The family retreated to these lower level rooms in the grotto during the hot summer months, which was designed as a cool retreat from the heat. The walls, ceilings, floors, and doorways were all covered with intricate, nautical inspired murals made from shells, and black and white pebbles. It took workman and architects over a century to complete the grotto due to the ornate design. We were in total awe when walking through these rooms that anyone could have imagined such a living quarters. As well as the walls and ceiling the rooms were filled with rare artistic exhibits made of sea things from black Japanese coral to more local marine items. In the last room of the grotto we found the most peculiar display of horse saddles and bridles surrounding a model of the original castle of Angera.
Back upstairs we left the building to visit the gardens, however, Instead of heading straight on we discovered some steps to the right, which led us up into the glasshouse of the Palazzo. Warm and humid inside, we walked among tropical plants and ferns until we exited and found ourselves close to the side stairs into the main gardens. This was built over ten terrace levels in the Italian style, a style that focuses on the symmetry and geometry of the garden as much as the plants. The garden did not stop to impress us as much as the house had. On the perfectly manicured, lush green, lawn we could see the famous white peacocks strutting about and lazing under the bushes. Every now and then we could hear their high-pitched screeches, which could be heard through out the gardens. The lawns were surrounded with flowering shrubs in bloom.

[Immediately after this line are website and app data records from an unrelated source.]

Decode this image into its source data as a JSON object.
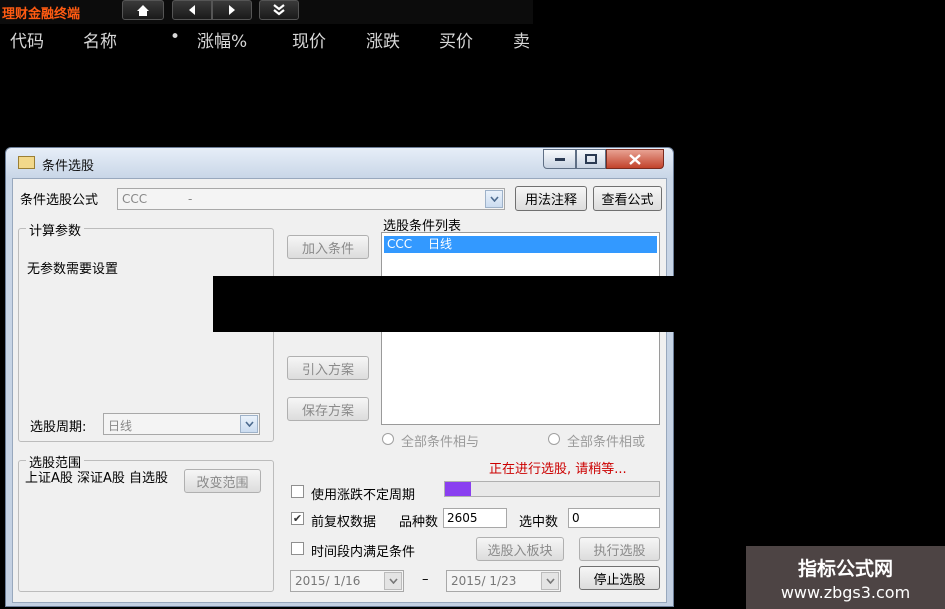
{
  "app": {
    "title": "理财金融终端",
    "nav": [
      "home-icon",
      "arrow-left-icon",
      "arrow-right-icon",
      "double-chevron-down-icon"
    ]
  },
  "columns": [
    "代码",
    "名称",
    "•",
    "涨幅%",
    "现价",
    "涨跌",
    "买价",
    "卖"
  ],
  "dialog": {
    "title": "条件选股",
    "formula_label": "条件选股公式",
    "formula_value": "CCC",
    "formula_dash": "-",
    "usage_button": "用法注释",
    "view_formula_button": "查看公式",
    "params_group": "计算参数",
    "params_text": "无参数需要设置",
    "period_label": "选股周期:",
    "period_value": "日线",
    "scope_group": "选股范围",
    "scope_text": "上证A股 深证A股 自选股",
    "change_scope_button": "改变范围",
    "add_condition_button": "加入条件",
    "import_plan_button": "引入方案",
    "save_plan_button": "保存方案",
    "list_label": "选股条件列表",
    "conditions": [
      {
        "name": "CCC",
        "period": "日线"
      }
    ],
    "radio_and": "全部条件相与",
    "radio_or": "全部条件相或",
    "status": "正在进行选股, 请稍等...",
    "status_color": "#cc0000",
    "progress_color": "#8a3ff0",
    "progress_fraction": 0.12,
    "use_uncertain_period": "使用涨跌不定周期",
    "adjusted_data": "前复权数据",
    "variety_count_label": "品种数",
    "variety_count": "2605",
    "selected_count_label": "选中数",
    "selected_count": "0",
    "time_condition": "时间段内满足条件",
    "to_block_button": "选股入板块",
    "execute_button": "执行选股",
    "stop_button": "停止选股",
    "start_date": "2015/ 1/16",
    "range_dash": "–",
    "end_date": "2015/ 1/23"
  },
  "watermark": {
    "title": "指标公式网",
    "url": "www.zbgs3.com"
  }
}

We stood in front of the breath-taking amphitheatre, with its striking display of sculptures, fountains and giant shells and to top it off, Eros riding on a unicorn. We climbed the steps among the statues of the classical Gods to the top. From there we had an amazing view of the geometrical garden below and the villas and palazzos on the hillside of the lake.
On our stroll through the extensive garden we stumbled upon other fountains and ponds and a huge variety of plants that seem to thrive in the local climate. Jerome loved exploring all the paths and little hidden corners in the garden. I was most impressed by the bright pink azaleas, which were huge compared to the ones I had seen before. The mild climate by the lake favours many Japanese and Asian plants that have combined well with more local specimens such as the towering cypresses and citruses.
With time ticking towards our boat departure to ensure we still had time to visit Isola Madre, we reluctantly left this beautiful setting to head down the steps between the cafes for the jetty. We just had enough time for a quick snack waiting the last moments for the ferry back. Be careful to get the right jetty, as the return boats are further along from the drop off point.
You can read about the stunning gardens at Isola Madre in my next post.